What if Mills were organized into “five undergraduate schools… : School of Fine Arts, School of Natural Science, School of Social Institutions, School of Education and School of Language and Literature”?
What if it branded itself “one of America’s most interesting colleges”?
What if our general education program was simply to require that students “take at least half of her work outside the particular school in which she is majoring”?
What if we minimized the importance of marks and credits and instead required that “to earn a degree, a student must cover a definite educational area and must be able to demonstrate her complete understanding of the territory covered”?
What if we offered courses in Chinese language and literature?
What if we offered courses in which 5 or 7 professors (or maybe even ALL the professors in a division) collaborated to present material and in which large fractions of the student body enrolled?
What if we took advantage of our small size and instituted a “tutorial plan, adapted from the English
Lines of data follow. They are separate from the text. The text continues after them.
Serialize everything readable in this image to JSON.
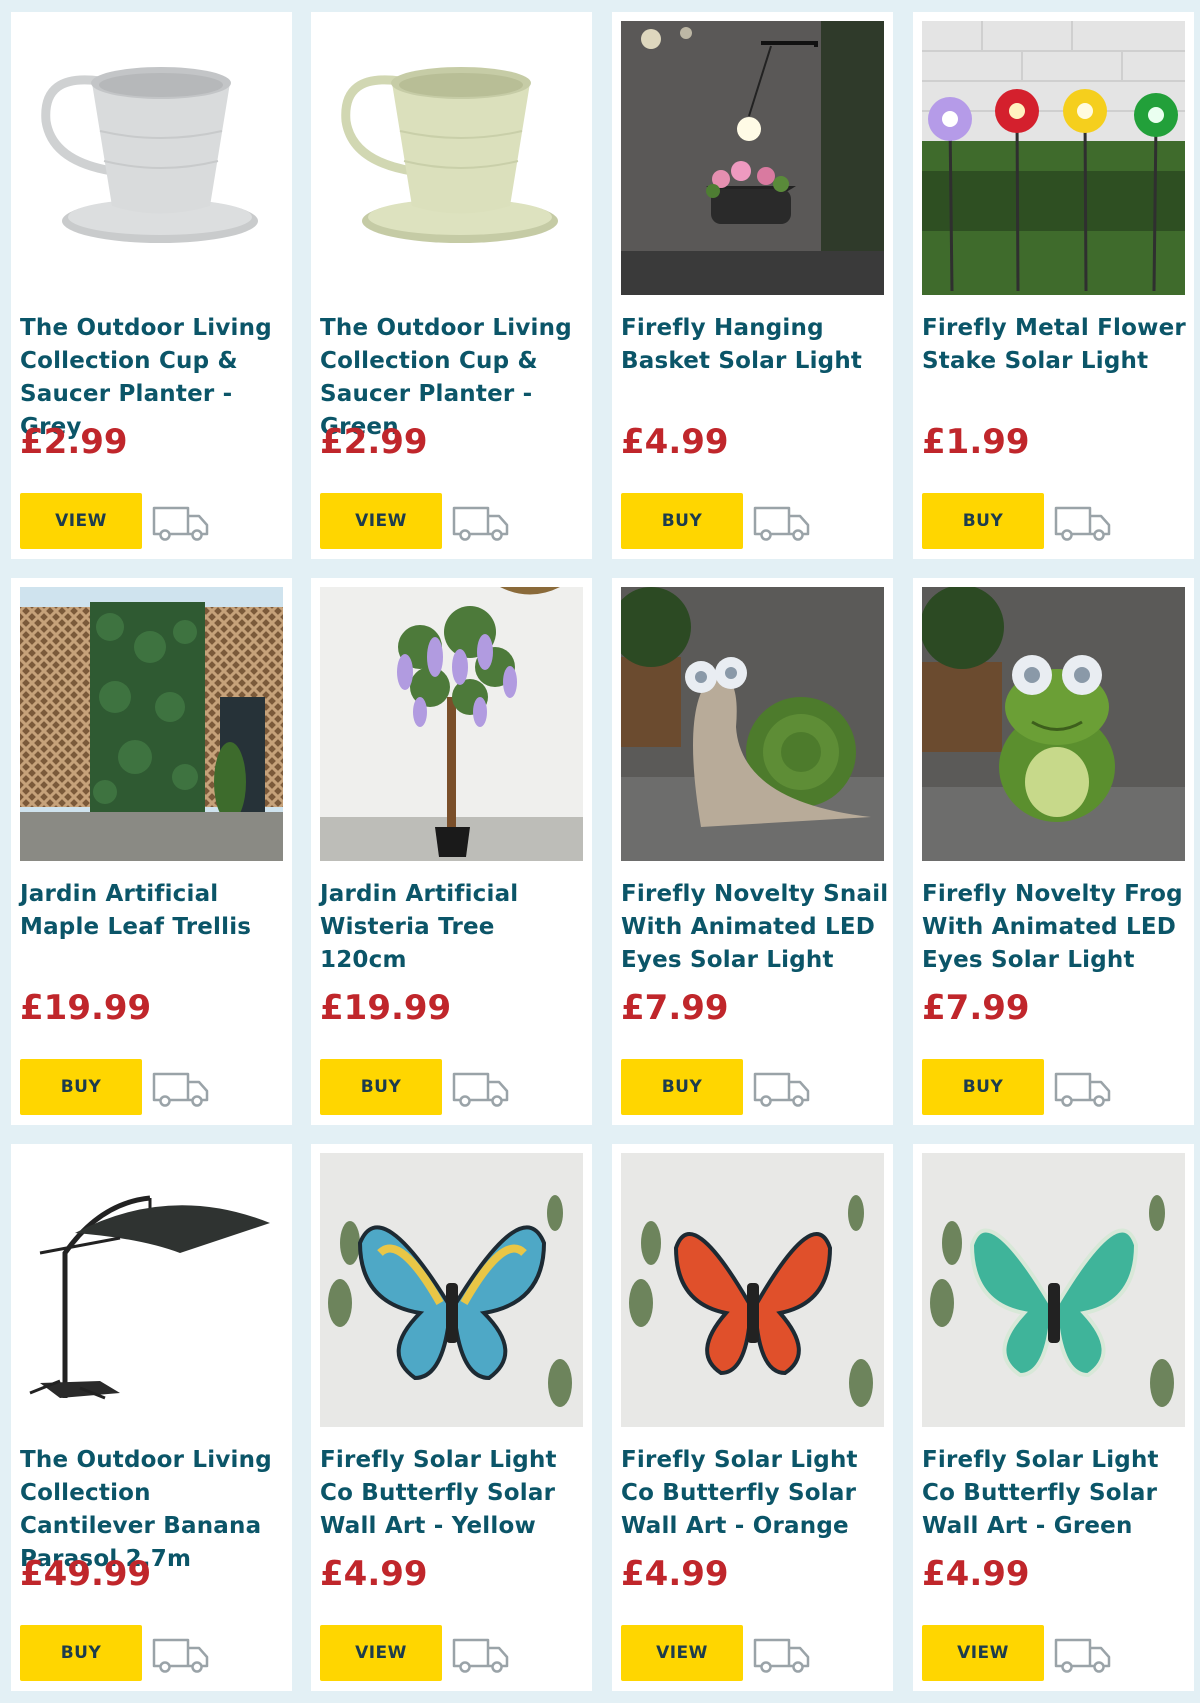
{
  "products": [
    {
      "title": "The Outdoor Living Collection Cup & Saucer Planter - Grey",
      "price": "£2.99",
      "button": "VIEW",
      "image": "grey-cup-planter"
    },
    {
      "title": "The Outdoor Living Collection Cup & Saucer Planter - Green",
      "price": "£2.99",
      "button": "VIEW",
      "image": "green-cup-planter"
    },
    {
      "title": "Firefly Hanging Basket Solar Light",
      "price": "£4.99",
      "button": "BUY",
      "image": "hanging-basket-light"
    },
    {
      "title": "Firefly Metal Flower Stake Solar Light",
      "price": "£1.99",
      "button": "BUY",
      "image": "flower-stake-light"
    },
    {
      "title": "Jardin Artificial Maple Leaf Trellis",
      "price": "£19.99",
      "button": "BUY",
      "image": "maple-trellis"
    },
    {
      "title": "Jardin Artificial Wisteria Tree 120cm",
      "price": "£19.99",
      "button": "BUY",
      "image": "wisteria-tree"
    },
    {
      "title": "Firefly Novelty Snail With Animated LED Eyes Solar Light",
      "price": "£7.99",
      "button": "BUY",
      "image": "snail-light"
    },
    {
      "title": "Firefly Novelty Frog With Animated LED Eyes Solar Light",
      "price": "£7.99",
      "button": "BUY",
      "image": "frog-light"
    },
    {
      "title": "The Outdoor Living Collection Cantilever Banana Parasol 2.7m",
      "price": "£49.99",
      "button": "BUY",
      "image": "banana-parasol"
    },
    {
      "title": "Firefly Solar Light Co Butterfly Solar Wall Art - Yellow",
      "price": "£4.99",
      "button": "VIEW",
      "image": "butterfly-yellow"
    },
    {
      "title": "Firefly Solar Light Co Butterfly Solar Wall Art - Orange",
      "price": "£4.99",
      "button": "VIEW",
      "image": "butterfly-orange"
    },
    {
      "title": "Firefly Solar Light Co Butterfly Solar Wall Art - Green",
      "price": "£4.99",
      "button": "VIEW",
      "image": "butterfly-green"
    }
  ],
  "colors": {
    "background": "#e3f0f5",
    "title": "#0b5568",
    "price": "#c0262b",
    "button": "#ffd600"
  },
  "icons": {
    "delivery": "delivery-van-icon"
  }
}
university system” in which “each entering student is assigned a tutor who, as ‘guide, philosopher and friend,’ takes a warm and continued interest in her progress”? And may highly prepared and talented students could be “encouraged to set their own academic pace” while less prepared are coached on “how to make their efforts more effective” and reach the highest levels of achievement?
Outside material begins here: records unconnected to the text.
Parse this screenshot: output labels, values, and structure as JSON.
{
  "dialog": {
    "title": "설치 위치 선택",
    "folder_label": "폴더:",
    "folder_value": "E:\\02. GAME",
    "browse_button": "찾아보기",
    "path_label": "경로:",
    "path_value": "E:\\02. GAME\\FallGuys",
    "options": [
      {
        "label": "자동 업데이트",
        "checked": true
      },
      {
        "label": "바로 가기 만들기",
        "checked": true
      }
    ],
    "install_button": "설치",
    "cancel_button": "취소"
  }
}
If it sounds new and exciting, be prepared for a let down. This was Mills in 1935.